THE PROBLEM
Each line of the data that includes the string "desc" is to be copied out.

━━━━━━━━

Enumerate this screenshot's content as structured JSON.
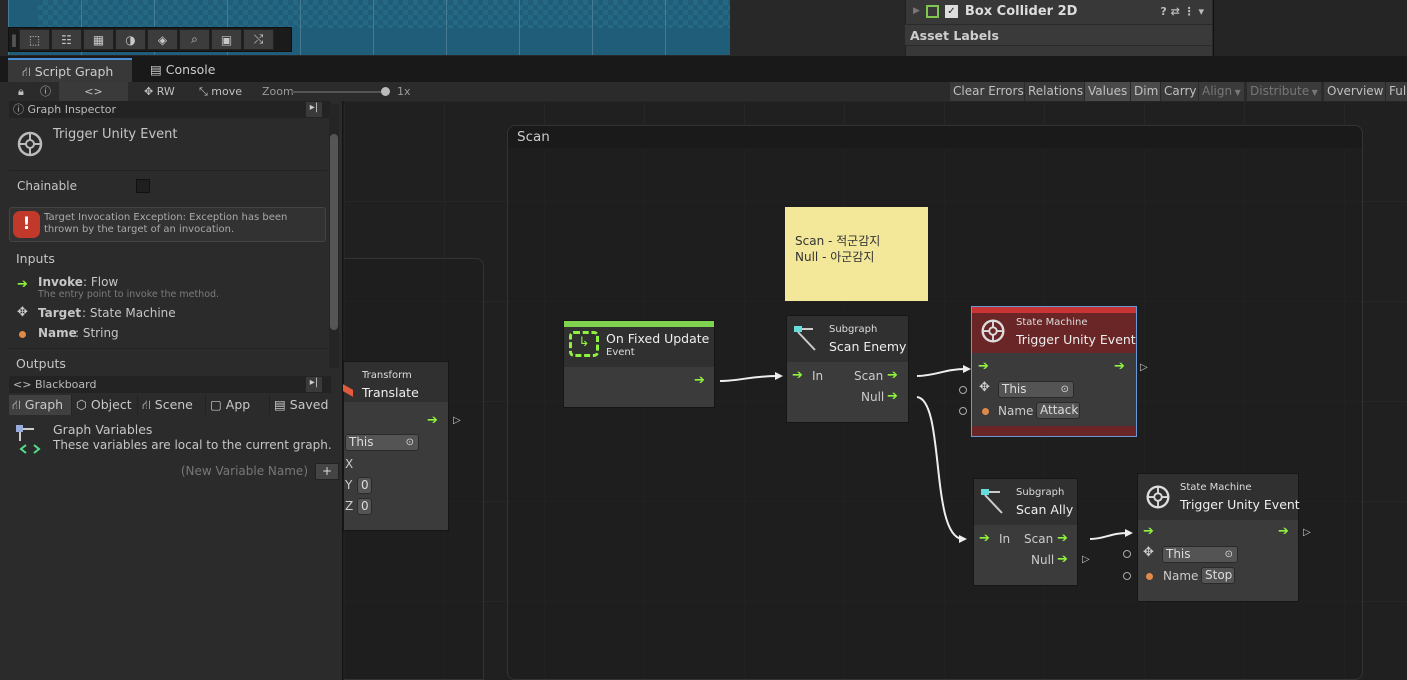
{
  "scene_toolbar": {
    "icons": [
      "rect-tool-icon",
      "layout-icon",
      "grid-icon",
      "shading-icon",
      "layers-icon",
      "search-icon",
      "camera-icon",
      "shuffle-icon"
    ]
  },
  "inspector": {
    "component": "Box Collider 2D",
    "asset_labels": "Asset Labels"
  },
  "tabs": {
    "script_graph": "Script Graph",
    "console": "Console"
  },
  "toolbar": {
    "rw": "RW",
    "move": "move",
    "zoom": "Zoom",
    "zoom_value": "1x",
    "right_buttons": [
      "Clear Errors",
      "Relations",
      "Values",
      "Dim",
      "Carry",
      "Align",
      "Distribute",
      "Overview",
      "Full"
    ]
  },
  "graph_inspector": {
    "header": "Graph Inspector",
    "title": "Trigger Unity Event",
    "chainable": "Chainable",
    "error": "Target Invocation Exception: Exception has been thrown by the target of an invocation.",
    "inputs_label": "Inputs",
    "inputs": [
      {
        "name": "Invoke",
        "type": " : Flow",
        "desc": "The entry point to invoke the method."
      },
      {
        "name": "Target",
        "type": " : State Machine"
      },
      {
        "name": "Name",
        "type": " : String"
      }
    ],
    "outputs_label": "Outputs"
  },
  "blackboard": {
    "header": "Blackboard",
    "tabs": [
      "Graph",
      "Object",
      "Scene",
      "App",
      "Saved"
    ],
    "title": "Graph Variables",
    "desc": "These variables are local to the current graph.",
    "new_var_placeholder": "(New Variable Name)",
    "add": "+"
  },
  "graph": {
    "group_title": "Scan",
    "sticky_line1": "Scan - 적군감지",
    "sticky_line2": "Null - 아군감지",
    "translate": {
      "category": "Transform",
      "title": "Translate",
      "target": "This",
      "x": "X",
      "y": "Y",
      "y_val": "0",
      "z": "Z",
      "z_val": "0"
    },
    "fixed_update": {
      "title": "On Fixed Update",
      "sub": "Event"
    },
    "scan_enemy": {
      "category": "Subgraph",
      "title": "Scan Enemy",
      "in": "In",
      "scan": "Scan",
      "null": "Null"
    },
    "scan_ally": {
      "category": "Subgraph",
      "title": "Scan Ally",
      "in": "In",
      "scan": "Scan",
      "null": "Null"
    },
    "trigger_attack": {
      "category": "State Machine",
      "title": "Trigger Unity Event",
      "this": "This",
      "name_label": "Name",
      "name_value": "Attack"
    },
    "trigger_stop": {
      "category": "State Machine",
      "title": "Trigger Unity Event",
      "this": "This",
      "name_label": "Name",
      "name_value": "Stop"
    }
  }
}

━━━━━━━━

RESPONSE TO THIS TASK
        "desc": "The entry point to invoke the method."
    "desc": "These variables are local to the current graph.",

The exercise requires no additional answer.